(DATA PROVIDED)
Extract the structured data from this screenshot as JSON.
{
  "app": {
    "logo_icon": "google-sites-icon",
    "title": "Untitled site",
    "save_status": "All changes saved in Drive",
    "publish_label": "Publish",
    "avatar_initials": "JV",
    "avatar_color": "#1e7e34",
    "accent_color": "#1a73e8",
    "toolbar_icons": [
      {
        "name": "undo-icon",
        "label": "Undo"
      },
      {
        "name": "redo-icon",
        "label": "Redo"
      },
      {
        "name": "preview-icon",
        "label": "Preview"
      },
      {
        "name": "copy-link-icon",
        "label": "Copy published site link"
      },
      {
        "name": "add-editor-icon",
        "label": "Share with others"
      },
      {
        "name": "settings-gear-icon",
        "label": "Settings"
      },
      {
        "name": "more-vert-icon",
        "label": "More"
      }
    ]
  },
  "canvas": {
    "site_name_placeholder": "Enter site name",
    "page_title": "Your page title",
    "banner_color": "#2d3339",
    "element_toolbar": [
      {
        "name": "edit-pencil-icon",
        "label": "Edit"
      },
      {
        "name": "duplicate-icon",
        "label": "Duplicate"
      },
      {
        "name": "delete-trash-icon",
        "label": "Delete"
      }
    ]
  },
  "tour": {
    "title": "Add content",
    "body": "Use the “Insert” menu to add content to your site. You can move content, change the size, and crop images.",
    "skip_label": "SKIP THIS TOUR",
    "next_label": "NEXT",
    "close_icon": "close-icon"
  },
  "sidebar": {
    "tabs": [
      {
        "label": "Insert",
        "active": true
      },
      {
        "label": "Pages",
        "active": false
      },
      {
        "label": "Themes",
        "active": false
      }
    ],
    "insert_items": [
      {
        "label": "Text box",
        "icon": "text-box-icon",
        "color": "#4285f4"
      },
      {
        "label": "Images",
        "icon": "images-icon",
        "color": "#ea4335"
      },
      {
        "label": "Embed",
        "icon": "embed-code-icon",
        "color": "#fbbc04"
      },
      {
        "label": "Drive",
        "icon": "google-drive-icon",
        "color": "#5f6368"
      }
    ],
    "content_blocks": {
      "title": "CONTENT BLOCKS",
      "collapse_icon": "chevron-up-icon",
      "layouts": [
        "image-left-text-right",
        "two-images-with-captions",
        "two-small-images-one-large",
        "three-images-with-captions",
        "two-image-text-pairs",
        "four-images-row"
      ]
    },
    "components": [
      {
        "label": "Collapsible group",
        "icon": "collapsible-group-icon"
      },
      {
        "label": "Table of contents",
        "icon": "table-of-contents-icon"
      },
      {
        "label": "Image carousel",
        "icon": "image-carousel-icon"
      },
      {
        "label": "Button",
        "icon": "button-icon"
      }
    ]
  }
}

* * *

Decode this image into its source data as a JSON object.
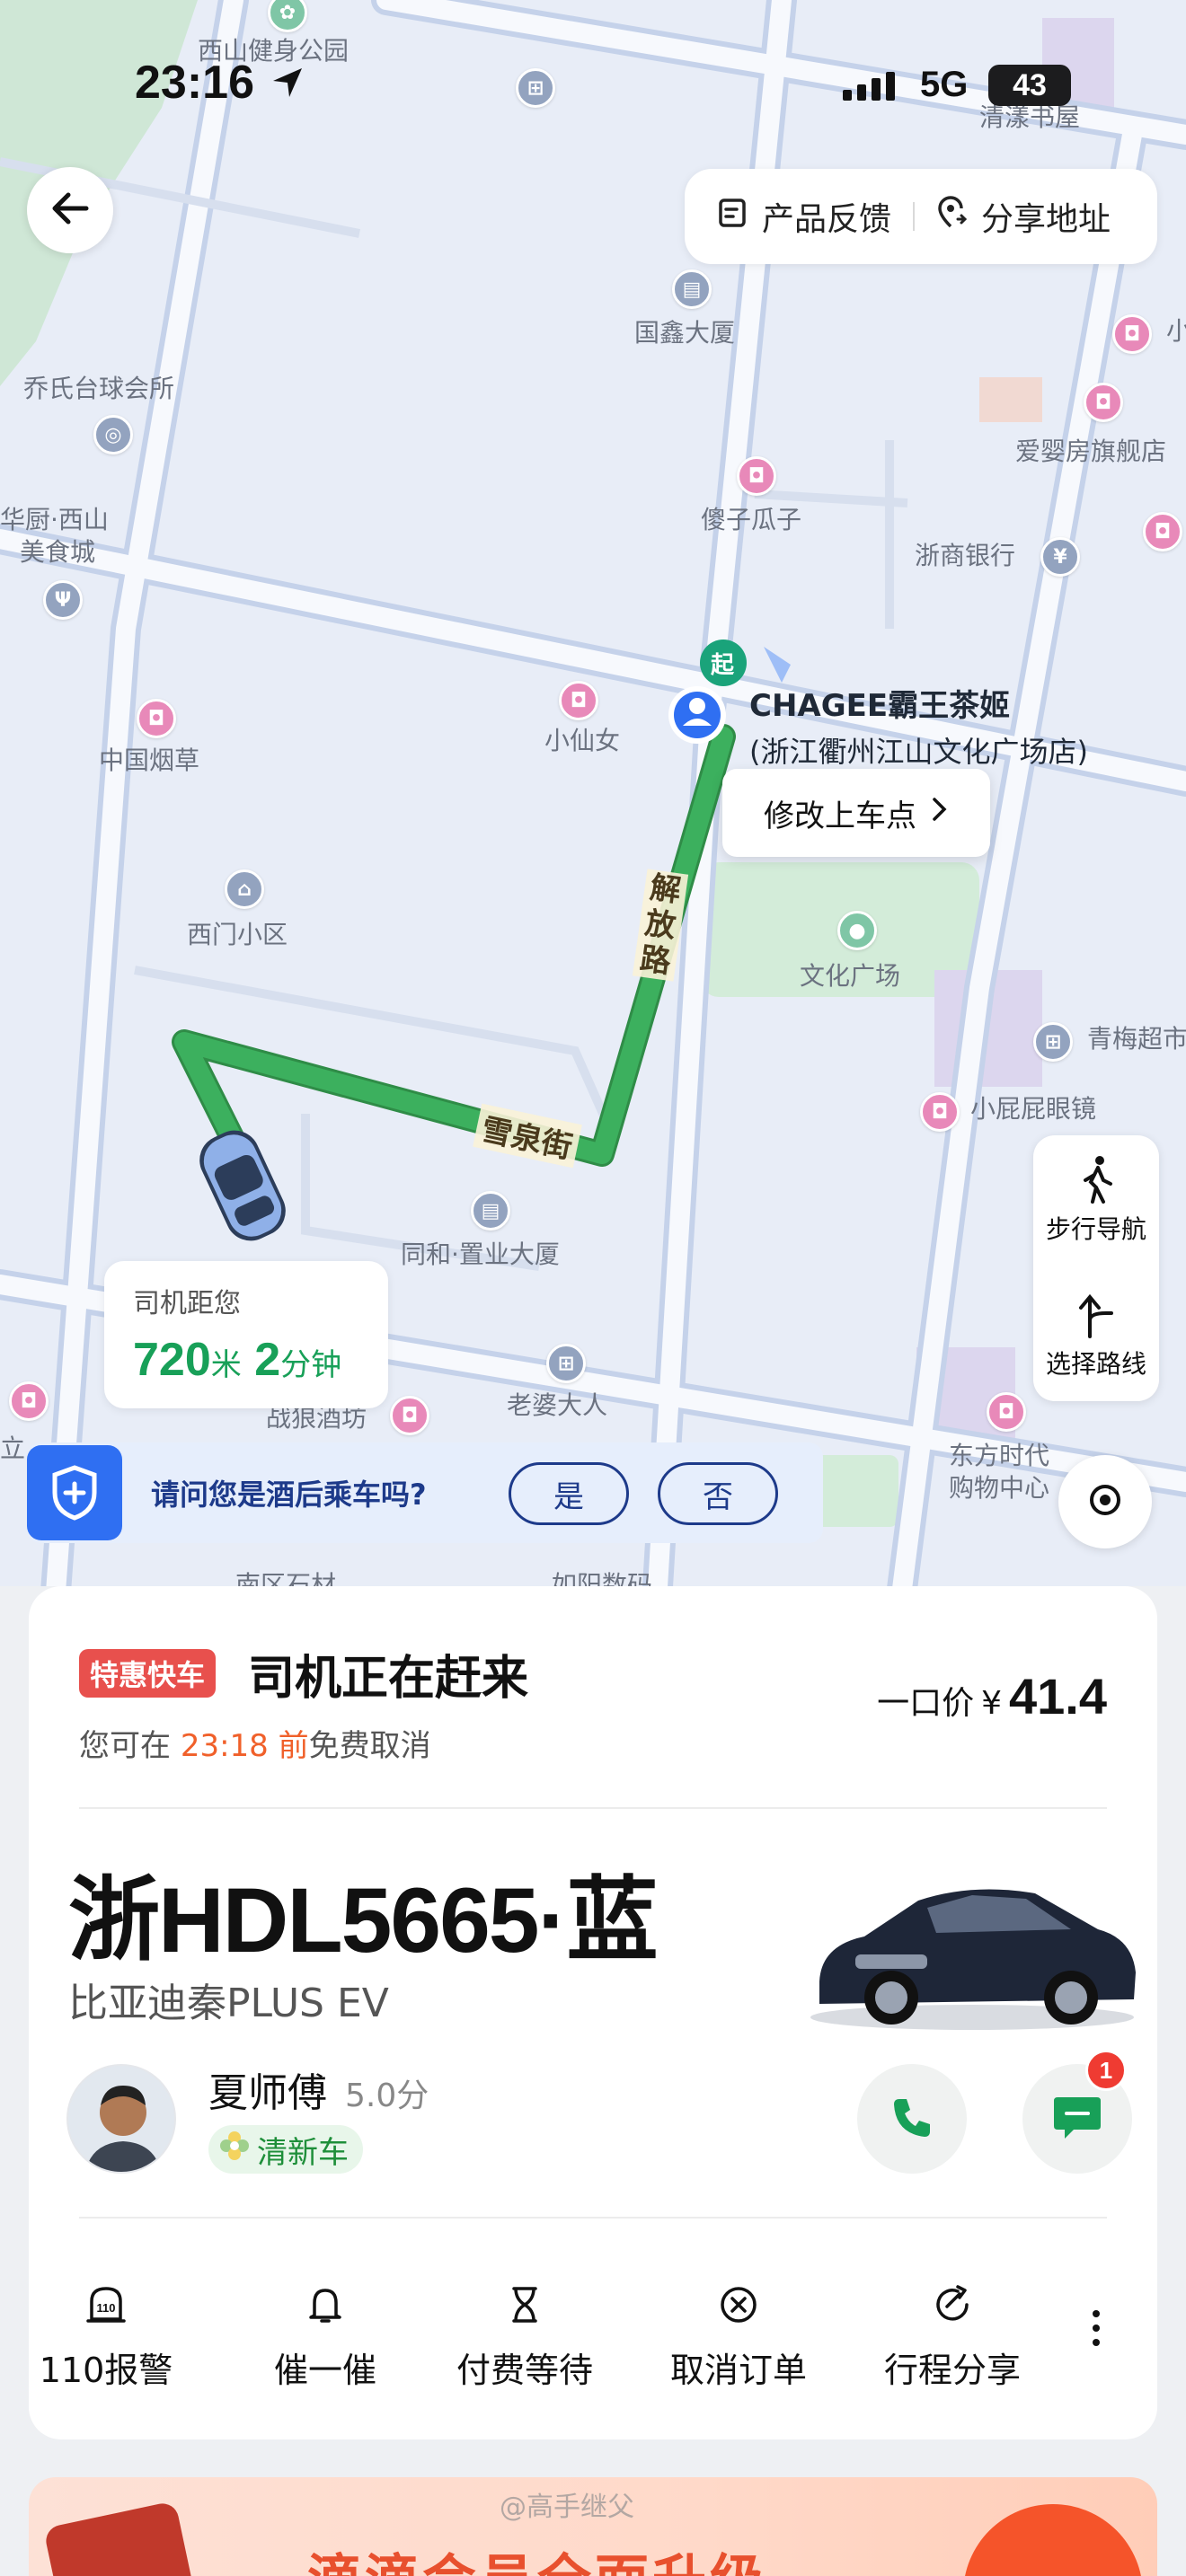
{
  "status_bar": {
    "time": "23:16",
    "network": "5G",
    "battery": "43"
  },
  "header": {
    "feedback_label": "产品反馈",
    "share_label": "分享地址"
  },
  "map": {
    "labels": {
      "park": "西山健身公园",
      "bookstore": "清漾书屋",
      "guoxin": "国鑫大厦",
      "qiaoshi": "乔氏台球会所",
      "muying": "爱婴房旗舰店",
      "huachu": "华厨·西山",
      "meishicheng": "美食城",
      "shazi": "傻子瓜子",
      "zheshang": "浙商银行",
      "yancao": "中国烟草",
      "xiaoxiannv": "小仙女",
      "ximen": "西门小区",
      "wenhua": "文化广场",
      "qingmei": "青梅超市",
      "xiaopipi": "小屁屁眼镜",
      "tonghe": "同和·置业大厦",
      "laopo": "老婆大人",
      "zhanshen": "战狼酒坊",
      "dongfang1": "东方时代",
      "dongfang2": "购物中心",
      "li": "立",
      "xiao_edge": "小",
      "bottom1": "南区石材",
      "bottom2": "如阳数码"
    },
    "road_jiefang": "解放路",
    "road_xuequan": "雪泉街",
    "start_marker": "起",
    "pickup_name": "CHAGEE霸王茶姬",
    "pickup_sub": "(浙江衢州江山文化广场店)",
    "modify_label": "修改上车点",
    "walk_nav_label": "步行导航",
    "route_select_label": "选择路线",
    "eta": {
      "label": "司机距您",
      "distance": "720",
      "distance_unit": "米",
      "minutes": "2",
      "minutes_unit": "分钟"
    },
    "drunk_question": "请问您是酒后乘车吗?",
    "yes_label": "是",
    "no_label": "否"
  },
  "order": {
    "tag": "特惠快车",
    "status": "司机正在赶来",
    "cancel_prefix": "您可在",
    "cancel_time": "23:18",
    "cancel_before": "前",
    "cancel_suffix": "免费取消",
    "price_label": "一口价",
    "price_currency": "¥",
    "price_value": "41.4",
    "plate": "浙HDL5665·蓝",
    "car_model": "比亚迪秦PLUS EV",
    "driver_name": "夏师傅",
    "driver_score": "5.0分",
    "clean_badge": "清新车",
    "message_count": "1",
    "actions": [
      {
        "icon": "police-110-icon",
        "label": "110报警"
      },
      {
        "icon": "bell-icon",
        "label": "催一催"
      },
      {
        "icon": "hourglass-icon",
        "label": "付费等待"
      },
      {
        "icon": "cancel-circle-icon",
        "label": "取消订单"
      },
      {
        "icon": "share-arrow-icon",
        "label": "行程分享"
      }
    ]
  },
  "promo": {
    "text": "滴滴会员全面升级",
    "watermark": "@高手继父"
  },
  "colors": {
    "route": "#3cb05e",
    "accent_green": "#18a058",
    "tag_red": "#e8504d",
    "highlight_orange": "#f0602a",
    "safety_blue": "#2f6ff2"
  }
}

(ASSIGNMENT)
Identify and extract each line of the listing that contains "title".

(RESULT BELOW)
    "title": "Untitled site",
    "page_title": "Your page title",
    "title": "Add content",
      "title": "CONTENT BLOCKS",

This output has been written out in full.